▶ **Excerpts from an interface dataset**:
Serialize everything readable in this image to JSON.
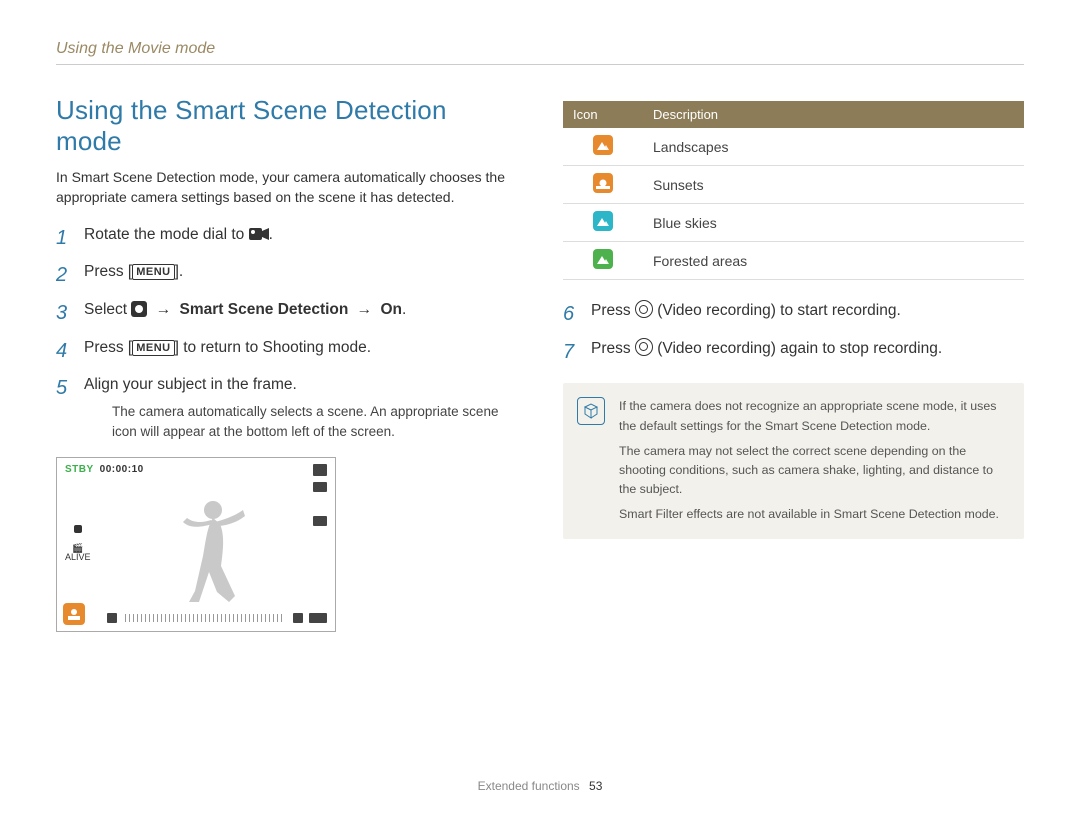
{
  "header": {
    "section": "Using the Movie mode"
  },
  "title": "Using the Smart Scene Detection mode",
  "intro": "In Smart Scene Detection mode, your camera automatically chooses the appropriate camera settings based on the scene it has detected.",
  "menu_label": "MENU",
  "steps_left": {
    "s1a": "Rotate the mode dial to ",
    "s1b": ".",
    "s2a": "Press [",
    "s2b": "].",
    "s3a": "Select ",
    "s3arrow": " → ",
    "s3b": "Smart Scene Detection",
    "s3c": "On",
    "s3d": ".",
    "s4a": "Press [",
    "s4b": "] to return to Shooting mode.",
    "s5": "Align your subject in the frame.",
    "s5_sub": "The camera automatically selects a scene. An appropriate scene icon will appear at the bottom left of the screen."
  },
  "preview": {
    "stby": "STBY",
    "time": "00:00:10",
    "alive": "ALIVE"
  },
  "icon_table": {
    "h1": "Icon",
    "h2": "Description",
    "rows": [
      {
        "label": "Landscapes",
        "color": "#e78a2e",
        "shape": "mountain"
      },
      {
        "label": "Sunsets",
        "color": "#e78a2e",
        "shape": "sunset"
      },
      {
        "label": "Blue skies",
        "color": "#2cb6c7",
        "shape": "mountain"
      },
      {
        "label": "Forested areas",
        "color": "#4db14d",
        "shape": "mountain"
      }
    ]
  },
  "steps_right": {
    "s6a": "Press ",
    "s6b": " (Video recording) to start recording.",
    "s7a": "Press ",
    "s7b": " (Video recording) again to stop recording."
  },
  "note": {
    "p1": "If the camera does not recognize an appropriate scene mode, it uses the default settings for the Smart Scene Detection mode.",
    "p2": "The camera may not select the correct scene depending on the shooting conditions, such as camera shake, lighting, and distance to the subject.",
    "p3": "Smart Filter effects are not available in Smart Scene Detection mode."
  },
  "footer": {
    "label": "Extended functions",
    "page": "53"
  }
}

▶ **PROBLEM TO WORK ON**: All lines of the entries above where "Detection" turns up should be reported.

▶ **RESULT FOR THIS EXERCISE**:
  "title": "Using the Smart Scene Detection mode",
  "intro": "In Smart Scene Detection mode, your camera automatically chooses the appropriate camera settings based on the scene it has detected.",
    "s3b": "Smart Scene Detection",
    "p1": "If the camera does not recognize an appropriate scene mode, it uses the default settings for the Smart Scene Detection mode.",
    "p3": "Smart Filter effects are not available in Smart Scene Detection mode."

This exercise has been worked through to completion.